Let's face it. Even in the best companies with the best practices, when things happen slowly enough, they can go quietly unnoticed. Whether positive or negative, small changes can slip by unobserved, slowly growing until they can no longer be denied. Good habits are like baby steps forward, gently adding up over time.
Detrimental practices are the painful opposite, gradually increasing from nuisances to crises. American businesses deal with this harsh reality, watching as poor employee health habits have compounded to result in spiraling healthcare costs and endless rate hikes. With average individual employee healthcare premiums set to eclipse $10,000 annually, human resource departments have watched the annoying leaky faucet turn into a flooded foundation.
There's an elephant in the room, and it just happens to be continually sitting down. The culprit for our specific predicament is an entrenched professional culture of inactivity. We sit too much and we move too little. You're likely sitting as you're reading this. Most of the articles contained in this magazine were probably written from a seated position.
The majority of American professionals complete the bulk of their work from an office chair. In prior times, this may have slid by without concern, but, unfortunately, we now know better than to stand pat with the status quo. Office inactivity is gaining the tinged reputation of cigarettes. Prolonged sitting is commonly compared to smoking because of its wholesale damage to health.
Research continually suggests the correlation between prolonged sitting and a plethora of health concerns, such as obesity, heart disease, diabetes and increased all-cause mortality. If that's not enough, office inactivity hits companies where they really hurt -- efficiency and bottom line.

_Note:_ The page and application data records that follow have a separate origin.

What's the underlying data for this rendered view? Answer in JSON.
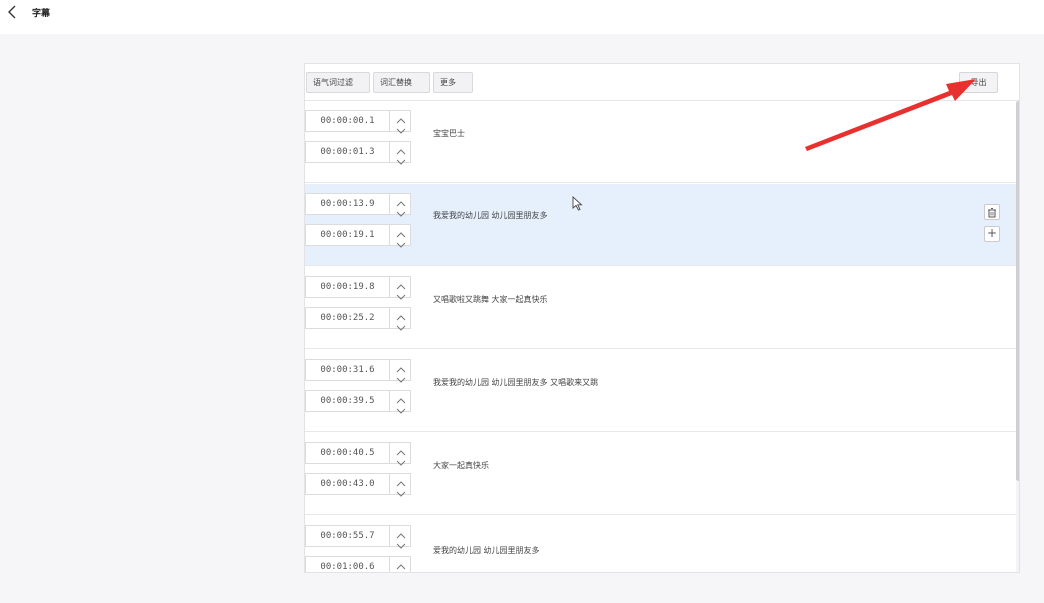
{
  "header": {
    "back_icon": "chevron-left-icon",
    "title": "字幕"
  },
  "toolbar": {
    "filter_label": "语气词过滤",
    "replace_label": "词汇替换",
    "more_label": "更多",
    "export_label": "导出"
  },
  "subtitles": [
    {
      "start": "00:00:00.1",
      "end": "00:00:01.3",
      "text": "宝宝巴士"
    },
    {
      "start": "00:00:13.9",
      "end": "00:00:19.1",
      "text": "我爱我的幼儿园 幼儿园里朋友多"
    },
    {
      "start": "00:00:19.8",
      "end": "00:00:25.2",
      "text": "又唱歌啦又跳舞 大家一起真快乐"
    },
    {
      "start": "00:00:31.6",
      "end": "00:00:39.5",
      "text": "我爱我的幼儿园 幼儿园里朋友多 又唱歌来又跳"
    },
    {
      "start": "00:00:40.5",
      "end": "00:00:43.0",
      "text": "大家一起真快乐"
    },
    {
      "start": "00:00:55.7",
      "end": "00:01:00.6",
      "text": "爱我的幼儿园 幼儿园里朋友多"
    }
  ],
  "row_actions": {
    "delete_icon": "trash-icon",
    "add_label": "+"
  },
  "colors": {
    "selected_row": "#e6f0fd",
    "annotation_arrow": "#e8302e"
  }
}
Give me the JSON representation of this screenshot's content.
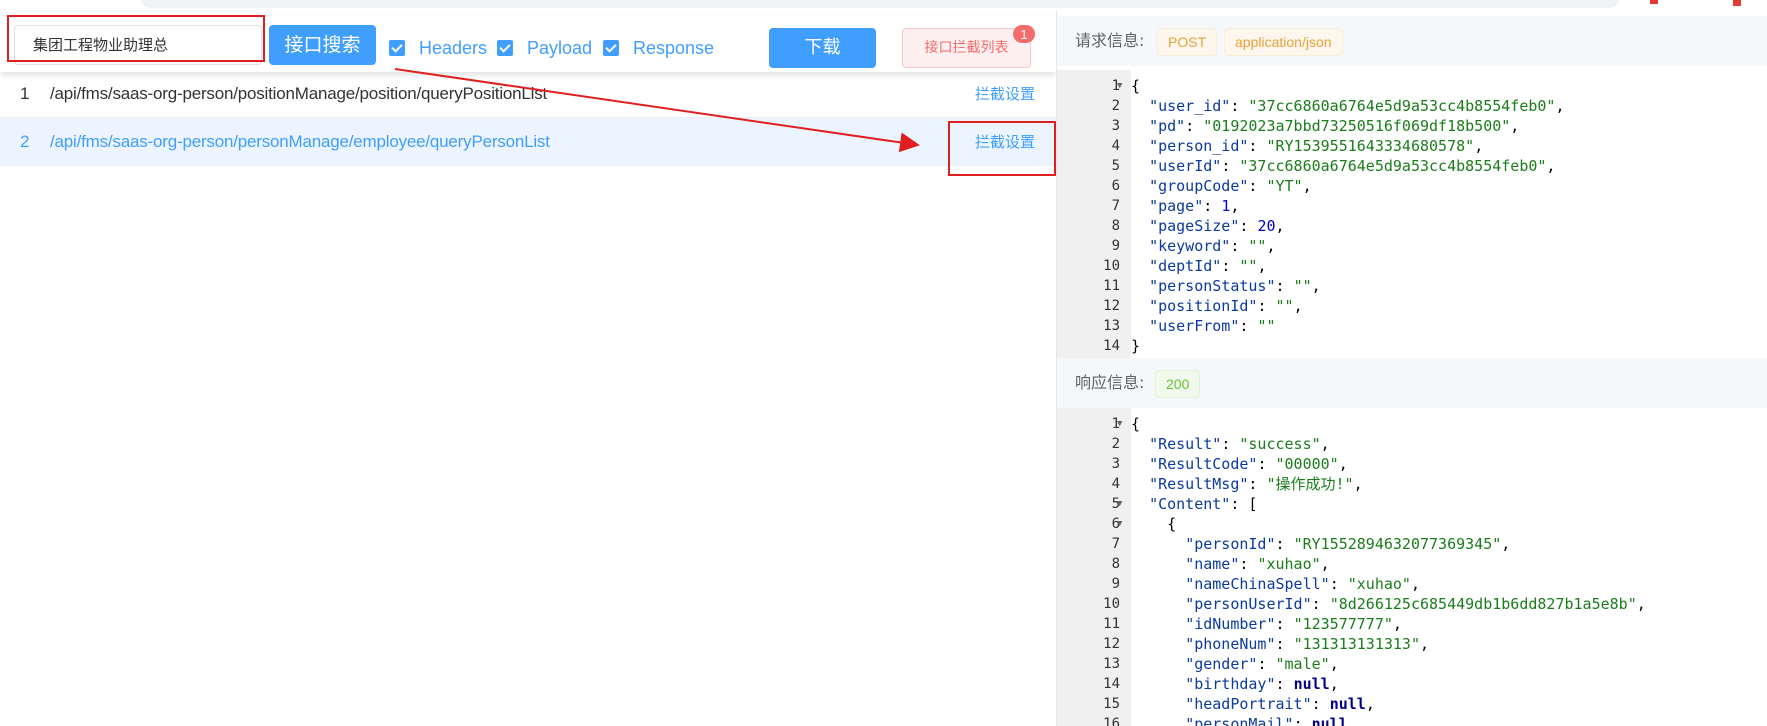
{
  "toolbar": {
    "search_value": "集团工程物业助理总",
    "search_button": "接口搜索",
    "checkboxes": [
      "Headers",
      "Payload",
      "Response"
    ],
    "download_button": "下载",
    "intercept_list_button": "接口拦截列表",
    "intercept_badge": "1"
  },
  "requests": [
    {
      "index": "1",
      "path": "/api/fms/saas-org-person/positionManage/position/queryPositionList",
      "action": "拦截设置"
    },
    {
      "index": "2",
      "path": "/api/fms/saas-org-person/personManage/employee/queryPersonList",
      "action": "拦截设置"
    }
  ],
  "request_info": {
    "label": "请求信息:",
    "method": "POST",
    "content_type": "application/json",
    "lines": [
      "{",
      "  \"user_id\": \"37cc6860a6764e5d9a53cc4b8554feb0\",",
      "  \"pd\": \"0192023a7bbd73250516f069df18b500\",",
      "  \"person_id\": \"RY1539551643334680578\",",
      "  \"userId\": \"37cc6860a6764e5d9a53cc4b8554feb0\",",
      "  \"groupCode\": \"YT\",",
      "  \"page\": 1,",
      "  \"pageSize\": 20,",
      "  \"keyword\": \"\",",
      "  \"deptId\": \"\",",
      "  \"personStatus\": \"\",",
      "  \"positionId\": \"\",",
      "  \"userFrom\": \"\"",
      "}"
    ]
  },
  "response_info": {
    "label": "响应信息:",
    "status": "200",
    "lines": [
      "{",
      "  \"Result\": \"success\",",
      "  \"ResultCode\": \"00000\",",
      "  \"ResultMsg\": \"操作成功!\",",
      "  \"Content\": [",
      "    {",
      "      \"personId\": \"RY1552894632077369345\",",
      "      \"name\": \"xuhao\",",
      "      \"nameChinaSpell\": \"xuhao\",",
      "      \"personUserId\": \"8d266125c685449db1b6dd827b1a5e8b\",",
      "      \"idNumber\": \"123577777\",",
      "      \"phoneNum\": \"131313131313\",",
      "      \"gender\": \"male\",",
      "      \"birthday\": null,",
      "      \"headPortrait\": null,",
      "      \"personMail\": null,"
    ]
  },
  "colors": {
    "accent": "#409eff",
    "danger": "#f56c6c",
    "annotation": "#e02020"
  }
}
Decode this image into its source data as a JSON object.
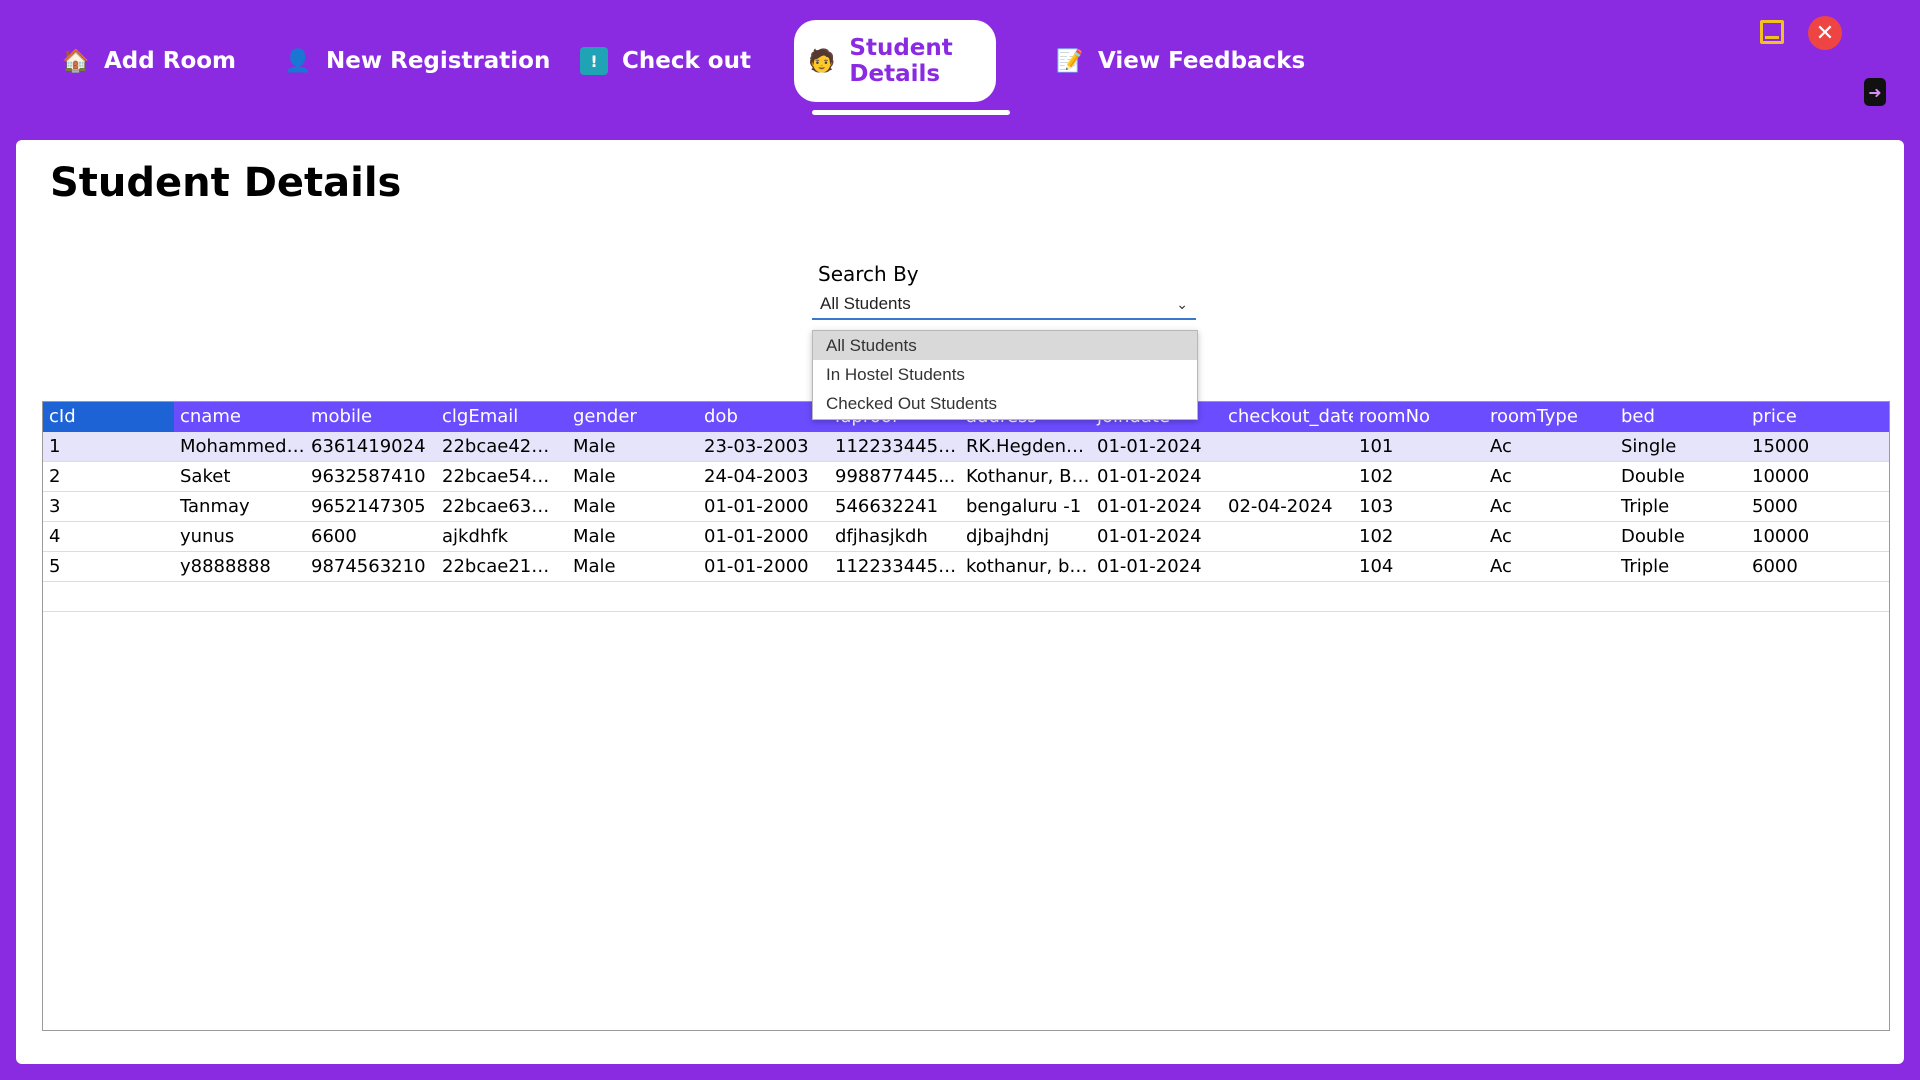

Unhealthy employees are more frequently absent, less productive and more expensive to insure. Idle workplaces have also been found to be less creative and energetic, resulting in reduced productivity and, as a result, lower profits. If most businesses knew that they could reduce healthcare spending while simultaneously improving employee productivity, we likely wouldn't have the institutional resistance to change that hinders considerable progress.
Improvement is possible, and it's more effective and easy to implement than one might think. First things first, we can't let the work associated with the solution intimidate us more than the problem itself. Bad habits can be reversed by confronting the issues that caused the problem initially and through dedication to proper practices moving forward. Trust me, I know, because I've had to fix this problem myself firsthand. Even at LifeSpan, a company specializing in personal fitness, we realized that it was time to make a change.
Research has shown that exercising every night isn't enough to undo the damage inflicted by chronic sitting. Our company had to evolve. We had to grow. We had to get our employees educated, engaged and empowered, and we had to in a way that transformed workplace motion into a culture. Getting employees to accept this philosophical change required incredible dedication from management and implementation at an individual level.
There is no "one-size-fits-all" approach to wellness or increased activity. We informed staff of our commitment to improve their health and fitness. We made clear that we wanted to help them lower risk factors and improve health on their own terms and in their own style, rewarding them along the way for efforts.
If they were interested, they would be provided free enrollment in LifeSpan's comprehensive wellness software, provided weekly information about health topics pertinent to their interests and given readily available ways to improve their activity levels. To help guarantee success, we made treadmill desks and bike desks available in our common spaces and, when requested, paired with each employee's traditional desk.
Treadmill desks and bikes were also visibly placed in the offices of upper-level management, displaying the company's collective acceptance of the movement. For those who preferred to use customary desks or did not have standard office positions, activity trackers were made available to record motion throughout the day.
Regardless of how information was collected, via the treadmill desk or bike's Bluetooth app or through activity monitors, incentives were provided to every individual who accomplished a daily step goal and to those who improved their activity the most from month to month. To put simply, we made practical, achievable changes that showed our workforce we truly cared about their health.
Our genuine dedication was met with impressive employee commitment, when 71 percent of staff participated in the program. After 20 weeks, 30 individuals had accounted for more than 23 million steps -- roughly 12,000 miles -- a large portion of which was accomplished from their new active workstations.
During this time, we noticed substantial increases in workplace energy, employee productivity and improved office morale. There was no sweating, no raucous behavior or disruption of our professional environment, just a gentle pace toward better living. The end goal of continued cultural change has been overwhelmingly positive, as activity levels have remained high despite the first stage of the program coming to a close.
When we begin round two in the coming months we anticipate that we will grow in participation and, ultimately, achieve even better employee health year round. LifeSpan's success isn't magic and it isn't exclusive.
It's possible for every business that's willing to break away from convention and address the growing movement of workplace activity. We are proud to be working with the Corporate Wellness Magazine to help improve productivity and reduce healthcare costs, one-step at a time.
About the Author
Peter Schenk is the president and CEO of LifeSpan, a Salt Lake City-based company that provides easily-implemented workplace activity strategies to improve the health of companies both big and small.